What you will do —
Output all entries below exactly as they are given.

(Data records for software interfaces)
-- Opening Marker --
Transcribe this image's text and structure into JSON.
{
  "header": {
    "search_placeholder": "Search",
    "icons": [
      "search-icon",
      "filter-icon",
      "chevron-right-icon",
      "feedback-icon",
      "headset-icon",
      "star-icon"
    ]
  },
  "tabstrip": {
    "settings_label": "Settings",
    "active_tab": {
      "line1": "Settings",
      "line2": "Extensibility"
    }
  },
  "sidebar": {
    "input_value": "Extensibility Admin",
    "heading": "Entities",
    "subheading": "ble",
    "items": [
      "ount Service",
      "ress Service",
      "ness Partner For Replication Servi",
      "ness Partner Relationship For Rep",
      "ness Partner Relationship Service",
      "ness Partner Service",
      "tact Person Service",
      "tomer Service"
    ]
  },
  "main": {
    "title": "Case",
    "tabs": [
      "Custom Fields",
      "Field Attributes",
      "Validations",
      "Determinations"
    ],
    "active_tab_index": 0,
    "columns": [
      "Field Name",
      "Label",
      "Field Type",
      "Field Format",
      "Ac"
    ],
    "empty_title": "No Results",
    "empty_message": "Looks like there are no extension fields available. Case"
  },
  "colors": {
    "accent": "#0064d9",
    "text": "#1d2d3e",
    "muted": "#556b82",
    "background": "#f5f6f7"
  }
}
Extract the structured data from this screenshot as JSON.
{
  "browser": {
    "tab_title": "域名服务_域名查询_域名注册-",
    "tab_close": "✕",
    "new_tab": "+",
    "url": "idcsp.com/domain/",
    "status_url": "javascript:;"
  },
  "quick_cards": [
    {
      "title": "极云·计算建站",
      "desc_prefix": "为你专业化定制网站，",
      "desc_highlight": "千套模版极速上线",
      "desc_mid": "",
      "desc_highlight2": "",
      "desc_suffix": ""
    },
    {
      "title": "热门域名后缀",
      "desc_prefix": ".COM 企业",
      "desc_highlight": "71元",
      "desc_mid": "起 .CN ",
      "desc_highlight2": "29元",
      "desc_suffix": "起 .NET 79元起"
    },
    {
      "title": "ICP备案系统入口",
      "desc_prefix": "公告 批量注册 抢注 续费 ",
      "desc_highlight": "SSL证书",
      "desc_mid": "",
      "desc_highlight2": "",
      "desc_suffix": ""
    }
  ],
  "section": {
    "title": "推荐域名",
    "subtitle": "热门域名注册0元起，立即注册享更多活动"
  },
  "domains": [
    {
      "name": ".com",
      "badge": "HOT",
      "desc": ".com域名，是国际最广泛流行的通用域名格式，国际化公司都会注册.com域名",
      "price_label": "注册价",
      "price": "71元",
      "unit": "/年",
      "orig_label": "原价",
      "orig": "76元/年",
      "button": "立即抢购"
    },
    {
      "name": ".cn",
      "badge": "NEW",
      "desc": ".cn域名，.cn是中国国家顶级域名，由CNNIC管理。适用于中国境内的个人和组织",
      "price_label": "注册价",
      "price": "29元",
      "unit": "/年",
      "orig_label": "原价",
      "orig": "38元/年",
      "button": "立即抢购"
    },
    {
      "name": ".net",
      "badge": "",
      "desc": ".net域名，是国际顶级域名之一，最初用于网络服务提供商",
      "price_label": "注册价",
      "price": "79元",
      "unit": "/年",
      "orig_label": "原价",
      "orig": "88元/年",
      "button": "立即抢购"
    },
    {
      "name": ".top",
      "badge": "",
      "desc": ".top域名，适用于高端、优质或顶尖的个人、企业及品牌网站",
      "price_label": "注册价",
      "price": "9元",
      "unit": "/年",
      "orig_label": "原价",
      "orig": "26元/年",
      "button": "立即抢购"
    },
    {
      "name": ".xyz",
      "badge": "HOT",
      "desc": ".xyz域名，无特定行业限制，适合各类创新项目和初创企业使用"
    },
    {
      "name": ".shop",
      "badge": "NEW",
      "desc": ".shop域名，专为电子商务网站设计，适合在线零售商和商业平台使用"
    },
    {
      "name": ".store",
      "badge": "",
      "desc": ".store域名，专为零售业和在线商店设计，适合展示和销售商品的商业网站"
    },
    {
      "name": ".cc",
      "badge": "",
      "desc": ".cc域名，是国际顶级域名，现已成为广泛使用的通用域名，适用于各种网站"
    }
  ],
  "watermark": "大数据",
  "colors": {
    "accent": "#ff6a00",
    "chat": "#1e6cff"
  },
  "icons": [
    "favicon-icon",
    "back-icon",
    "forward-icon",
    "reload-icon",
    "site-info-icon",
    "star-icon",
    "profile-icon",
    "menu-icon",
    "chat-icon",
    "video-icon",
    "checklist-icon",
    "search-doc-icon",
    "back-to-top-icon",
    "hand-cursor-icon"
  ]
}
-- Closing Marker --
Exercise response —
Transcribe this image's text and structure into JSON.
{
  "header": {
    "search_placeholder": "Search",
    "icons": [
      "search-icon",
      "filter-icon",
      "chevron-right-icon",
      "feedback-icon",
      "headset-icon",
      "star-icon"
    ]
  },
  "tabstrip": {
    "settings_label": "Settings",
    "active_tab": {
      "line1": "Settings",
      "line2": "Extensibility"
    }
  },
  "sidebar": {
    "input_value": "Extensibility Admin",
    "heading": "Entities",
    "subheading": "ble",
    "items": [
      "ount Service",
      "ress Service",
      "ness Partner For Replication Servi",
      "ness Partner Relationship For Rep",
      "ness Partner Relationship Service",
      "ness Partner Service",
      "tact Person Service",
      "tomer Service"
    ]
  },
  "main": {
    "title": "Case",
    "tabs": [
      "Custom Fields",
      "Field Attributes",
      "Validations",
      "Determinations"
    ],
    "active_tab_index": 0,
    "columns": [
      "Field Name",
      "Label",
      "Field Type",
      "Field Format",
      "Ac"
    ],
    "empty_title": "No Results",
    "empty_message": "Looks like there are no extension fields available. Case"
  },
  "colors": {
    "accent": "#0064d9",
    "text": "#1d2d3e",
    "muted": "#556b82",
    "background": "#f5f6f7"
  }
}
Extract the structured data from this screenshot as JSON.
{
  "browser": {
    "tab_title": "域名服务_域名查询_域名注册-",
    "tab_close": "✕",
    "new_tab": "+",
    "url": "idcsp.com/domain/",
    "status_url": "javascript:;"
  },
  "quick_cards": [
    {
      "title": "极云·计算建站",
      "desc_prefix": "为你专业化定制网站，",
      "desc_highlight": "千套模版极速上线",
      "desc_mid": "",
      "desc_highlight2": "",
      "desc_suffix": ""
    },
    {
      "title": "热门域名后缀",
      "desc_prefix": ".COM 企业",
      "desc_highlight": "71元",
      "desc_mid": "起 .CN ",
      "desc_highlight2": "29元",
      "desc_suffix": "起 .NET 79元起"
    },
    {
      "title": "ICP备案系统入口",
      "desc_prefix": "公告 批量注册 抢注 续费 ",
      "desc_highlight": "SSL证书",
      "desc_mid": "",
      "desc_highlight2": "",
      "desc_suffix": ""
    }
  ],
  "section": {
    "title": "推荐域名",
    "subtitle": "热门域名注册0元起，立即注册享更多活动"
  },
  "domains": [
    {
      "name": ".com",
      "badge": "HOT",
      "desc": ".com域名，是国际最广泛流行的通用域名格式，国际化公司都会注册.com域名",
      "price_label": "注册价",
      "price": "71元",
      "unit": "/年",
      "orig_label": "原价",
      "orig": "76元/年",
      "button": "立即抢购"
    },
    {
      "name": ".cn",
      "badge": "NEW",
      "desc": ".cn域名，.cn是中国国家顶级域名，由CNNIC管理。适用于中国境内的个人和组织",
      "price_label": "注册价",
      "price": "29元",
      "unit": "/年",
      "orig_label": "原价",
      "orig": "38元/年",
      "button": "立即抢购"
    },
    {
      "name": ".net",
      "badge": "",
      "desc": ".net域名，是国际顶级域名之一，最初用于网络服务提供商",
      "price_label": "注册价",
      "price": "79元",
      "unit": "/年",
      "orig_label": "原价",
      "orig": "88元/年",
      "button": "立即抢购"
    },
    {
      "name": ".top",
      "badge": "",
      "desc": ".top域名，适用于高端、优质或顶尖的个人、企业及品牌网站",
      "price_label": "注册价",
      "price": "9元",
      "unit": "/年",
      "orig_label": "原价",
      "orig": "26元/年",
      "button": "立即抢购"
    },
    {
      "name": ".xyz",
      "badge": "HOT",
      "desc": ".xyz域名，无特定行业限制，适合各类创新项目和初创企业使用"
    },
    {
      "name": ".shop",
      "badge": "NEW",
      "desc": ".shop域名，专为电子商务网站设计，适合在线零售商和商业平台使用"
    },
    {
      "name": ".store",
      "badge": "",
      "desc": ".store域名，专为零售业和在线商店设计，适合展示和销售商品的商业网站"
    },
    {
      "name": ".cc",
      "badge": "",
      "desc": ".cc域名，是国际顶级域名，现已成为广泛使用的通用域名，适用于各种网站"
    }
  ],
  "watermark": "大数据",
  "colors": {
    "accent": "#ff6a00",
    "chat": "#1e6cff"
  },
  "icons": [
    "favicon-icon",
    "back-icon",
    "forward-icon",
    "reload-icon",
    "site-info-icon",
    "star-icon",
    "profile-icon",
    "menu-icon",
    "chat-icon",
    "video-icon",
    "checklist-icon",
    "search-doc-icon",
    "back-to-top-icon",
    "hand-cursor-icon"
  ]
}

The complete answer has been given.